Here’s an updated version of our March 8 article “Vacation Rental Data and Charts show that coronavirus has biggest impact on bookings in Europe (vs US), in urban areas, for the next 30 days. Drive-to destinations to fare better.“
The usual metrics are here: Number of listings available, occupancy, average daily rate (ADR), and Revenue Per Room/Rental (RevPar, calculated by dividing the total revenues earned by the number of available listings).
Just like in the previous edition, we are using several sources. Here, we mainly used AllTheRooms’s coronavirus report for vacation rental and short-term rental data and STR’s numbers for hotel figures (access here for free the replays of their webinars). Just a note: Hotel data are interesting for vacation rental managers too, as some of the trends they indicate can be transposed to our industry.
Same story everywhere: Supply going down, demand going down, ADR holding a bit better than expected, RevPar dramatically low
We will save you some time reading the article before jumping into data: As expected, data shows an unprecedented drop in demand, in all markets. Rates have started to go down, but what is affecting most revenues is the drop in occupancy.
And for the rest of the year? Things are hard to predict, but you can see, above, based on hotel data, STR’s forecast for 2020 occupancy, ADR, and RevPAR growth by region. This is what they think is going to happen, on average for 2020 (based on real data as of end of March 2020).
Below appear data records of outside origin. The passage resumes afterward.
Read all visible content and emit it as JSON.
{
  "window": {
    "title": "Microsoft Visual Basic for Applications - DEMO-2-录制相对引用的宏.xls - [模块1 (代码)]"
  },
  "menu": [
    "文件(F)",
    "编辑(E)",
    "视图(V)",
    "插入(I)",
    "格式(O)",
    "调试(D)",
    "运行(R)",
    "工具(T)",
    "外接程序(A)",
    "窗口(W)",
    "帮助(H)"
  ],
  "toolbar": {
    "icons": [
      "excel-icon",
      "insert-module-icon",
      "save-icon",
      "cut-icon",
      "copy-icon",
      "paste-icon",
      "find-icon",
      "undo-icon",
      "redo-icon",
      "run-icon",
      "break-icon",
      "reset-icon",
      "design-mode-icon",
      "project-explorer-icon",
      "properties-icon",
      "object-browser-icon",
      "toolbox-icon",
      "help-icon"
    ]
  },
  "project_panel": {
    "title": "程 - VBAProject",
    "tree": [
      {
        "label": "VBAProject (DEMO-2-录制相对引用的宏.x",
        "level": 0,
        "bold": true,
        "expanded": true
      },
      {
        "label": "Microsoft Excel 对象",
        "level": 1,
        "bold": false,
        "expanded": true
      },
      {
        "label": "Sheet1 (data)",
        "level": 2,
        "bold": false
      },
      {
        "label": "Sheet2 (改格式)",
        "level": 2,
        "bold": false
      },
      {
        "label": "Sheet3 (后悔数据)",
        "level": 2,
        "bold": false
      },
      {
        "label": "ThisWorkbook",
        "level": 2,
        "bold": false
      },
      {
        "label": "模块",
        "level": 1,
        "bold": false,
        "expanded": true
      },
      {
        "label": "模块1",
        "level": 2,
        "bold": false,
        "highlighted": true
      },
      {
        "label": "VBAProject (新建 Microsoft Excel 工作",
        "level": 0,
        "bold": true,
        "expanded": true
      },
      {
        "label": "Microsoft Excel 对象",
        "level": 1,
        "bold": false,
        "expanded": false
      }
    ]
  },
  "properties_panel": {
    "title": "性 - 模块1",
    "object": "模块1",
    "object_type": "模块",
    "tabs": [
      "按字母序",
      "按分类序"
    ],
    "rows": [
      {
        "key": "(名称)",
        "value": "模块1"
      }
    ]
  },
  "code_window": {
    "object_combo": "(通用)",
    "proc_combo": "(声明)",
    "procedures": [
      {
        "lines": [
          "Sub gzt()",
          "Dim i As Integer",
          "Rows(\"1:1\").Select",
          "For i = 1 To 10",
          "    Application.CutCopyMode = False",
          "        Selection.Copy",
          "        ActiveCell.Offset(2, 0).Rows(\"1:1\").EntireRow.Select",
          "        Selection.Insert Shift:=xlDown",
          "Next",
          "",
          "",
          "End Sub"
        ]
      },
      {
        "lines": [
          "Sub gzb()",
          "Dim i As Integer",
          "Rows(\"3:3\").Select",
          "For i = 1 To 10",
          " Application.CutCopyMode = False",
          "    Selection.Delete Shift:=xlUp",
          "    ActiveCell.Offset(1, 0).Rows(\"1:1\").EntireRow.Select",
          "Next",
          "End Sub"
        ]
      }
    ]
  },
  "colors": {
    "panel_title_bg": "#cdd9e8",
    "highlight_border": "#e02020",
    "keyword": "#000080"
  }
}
For the 2020 year, ADR is predicted to drop by 11% to 14%. For 2020, the forecasted occupancy should drop by 51% in the US and by 37% in the US.
Short-term rental data: US vs Italy (trends are similar for other markets)
We will only be comparing data for Italy and the US, as the patterns for France, the UK, Spain, Germany, and other markets are the same, if you look at AllTheRooms’s coronavirus report.
Short-Term Rental Gross Revenues: -61% For Italy, -44% for US,
As Italy has been hit earlier than the US, Italian numbers are worse in March than those of the US. But, in both countries, gross revenues have been dropping sharply. As we will see below, the drop is due for a bigger part to the dramatic fall in the occupancy rate and due for a smaller part to a relatively moderate fall in the average daily rates (ADR).
Occupancy of short-term rentals: -46% For Italy, -34% For the US.
For the US, we are also adding in this graph by STR: This is hotel occupancy in the week ending in March 28. In Hawaii, New Orleans, San Francisco, Orlando, and Boston, occupancy was below 15%.
ADR od short-term rentals: -22% For Italy -15% for the US
For the US, we are adding this interesting graph by STR about hotel RevPar: Urban and resort areas look to be the hardest it. For property managers renting out apartments in big cities or for vacation rental managers with properties in Orlando (Disney), these data are probably relatable.
Short-term rental supply: -22% For Italy, -15% for the US
According to AllTheRooms, the number of short-term rental listings has dropped as well. In March 2020, there was a 15% drop in the US and a 22% drop in Italy. It means that fewer properties were on the market, for various reasons: New regulations made vacation rentals illegal in some regions and states, property managers and owners decided to turn to long-term rentals, and some chose to close shops (temporarily or not).
A glimmer of hope: Chinese hotel data picking up
Let’s conclude this article with a glimmer of hope: Since the end of February, the occupancy rates of Chinese hotels have started recovering. The graph by STR looks spectacular, but the numbers were restarting from under 15% occupancy.
Yet, STR looked at what happened after the 2007/2008 financial crisis: It took 5 to 7 years for ADR and RevPar to come back to pre-crisis levels. 2020 will be terrible and 2021 could be better but still not great.
Sources: AllTheRooms’s coronavirus report for vacation rental and short-term rental data, STR’s numbers for hotel figures (access here for free the replays of their webinars).